If the Court were writing on a clean slate, the result here could conceivably be different. But this is a matter of Florida law and where, as here, the Florida Supreme Court has not spoken, the Court must follow the decisions of Florida's intermediate courts, unless there is some "persuasive indication" that the state's highest court would hold otherwise. Allstate Life Ins. v. Miller, 424 F. 3d 1113, 1116 (11th Cir. 2005). The two bankruptcy decisions and rules of statutory construction relied on by the Bank are not "persuasive" enough to overcome the weight of authority of Florida's intermediate courts, which has also been followed by other federal decisions. This Court will likewise follow.
The Bankruptcy Court therefore erred in finding the award of attorney's fees was discretionary under Florida Statute 57.105(7), and that decision is reversed. If the O'Steens were the prevailing party, and if the parties' contracts (only one of which was cited to this Court) would have resulted in an award of fees to the Bank had it prevailed, the O'Steens must be awarded their reasonable attorney's fees under Florida Statute 57.105(7). This case is remanded so the Bankruptcy Court can reach those decisions in the first instance. The Bankruptcy Court's order denying costs under Bankruptcy Rule 7054(b)(1) is affirmed.
The Court presumes those requirements were satisfied for purposes of this appeal, but the Bankruptcy Court's Attorney's Fee Order was not explicit. The Court notes that the Bank's counsel agreed at oral argument that the O'Steens were the prevailing party and further agreed that had the Bank prevailed, the parties' contract would have resulted in a fee award to the Bank. --------
Accordingly, it is hereby
The Bankruptcy Court's March 8, 2018 Order on Amended Motion to Award Attorney's Fees and Costs Pursuant to Contract Terms, which denied the debtors' motion, is REVERSED AND REMANDED as to the denial of attorney's fees and is AFFIRMED as to the denial of costs.

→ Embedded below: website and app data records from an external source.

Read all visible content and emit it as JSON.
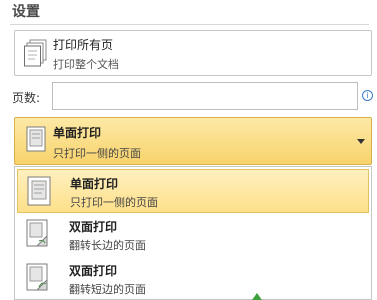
{
  "section": {
    "title": "设置"
  },
  "print_scope": {
    "title": "打印所有页",
    "subtitle": "打印整个文档",
    "icon": "document-pages-icon"
  },
  "pages": {
    "label": "页数:",
    "value": "",
    "info_icon": "info-icon"
  },
  "print_sides": {
    "title": "单面打印",
    "subtitle": "只打印一侧的页面",
    "icon": "single-sided-icon"
  },
  "menu": {
    "items": [
      {
        "title": "单面打印",
        "subtitle": "只打印一侧的页面",
        "icon": "single-sided-icon",
        "selected": true
      },
      {
        "title": "双面打印",
        "subtitle": "翻转长边的页面",
        "icon": "duplex-long-edge-icon",
        "selected": false
      },
      {
        "title": "双面打印",
        "subtitle": "翻转短边的页面",
        "icon": "duplex-short-edge-icon",
        "selected": false
      }
    ]
  },
  "colors": {
    "selection_top": "#fff0bf",
    "selection_bottom": "#fde08a",
    "selection_border": "#e3c061",
    "info": "#3b79c9"
  }
}
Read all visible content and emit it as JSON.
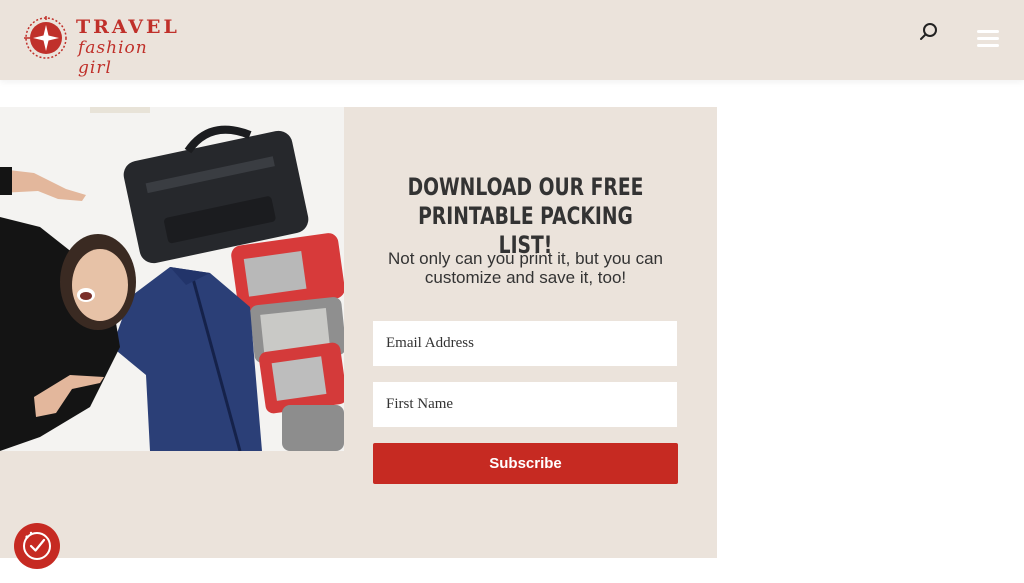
{
  "header": {
    "logo": {
      "word_top": "TRAVEL",
      "word_bottom": "fashion girl"
    },
    "search_icon": "search-icon",
    "menu_icon": "hamburger-menu-icon"
  },
  "promo": {
    "title": "DOWNLOAD OUR FREE PRINTABLE PACKING LIST!",
    "subtitle": "Not only can you print it, but you can customize and save it, too!",
    "email_placeholder": "Email Address",
    "first_name_placeholder": "First Name",
    "subscribe_label": "Subscribe"
  },
  "floating_badge": {
    "icon": "privacy-check-icon"
  },
  "colors": {
    "header_bg": "#ebe3db",
    "promo_bg": "#ebe3db",
    "brand_red": "#c62a22",
    "text": "#333333"
  }
}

The Clerk is directed to close the file.
DONE AND ORDERED in Jacksonville, Florida this 14th day of November, 2019.
TIMOTHY J. CORRIGAN
United States District Judge s.
Counsel of record Bankruptcy Clerk of Court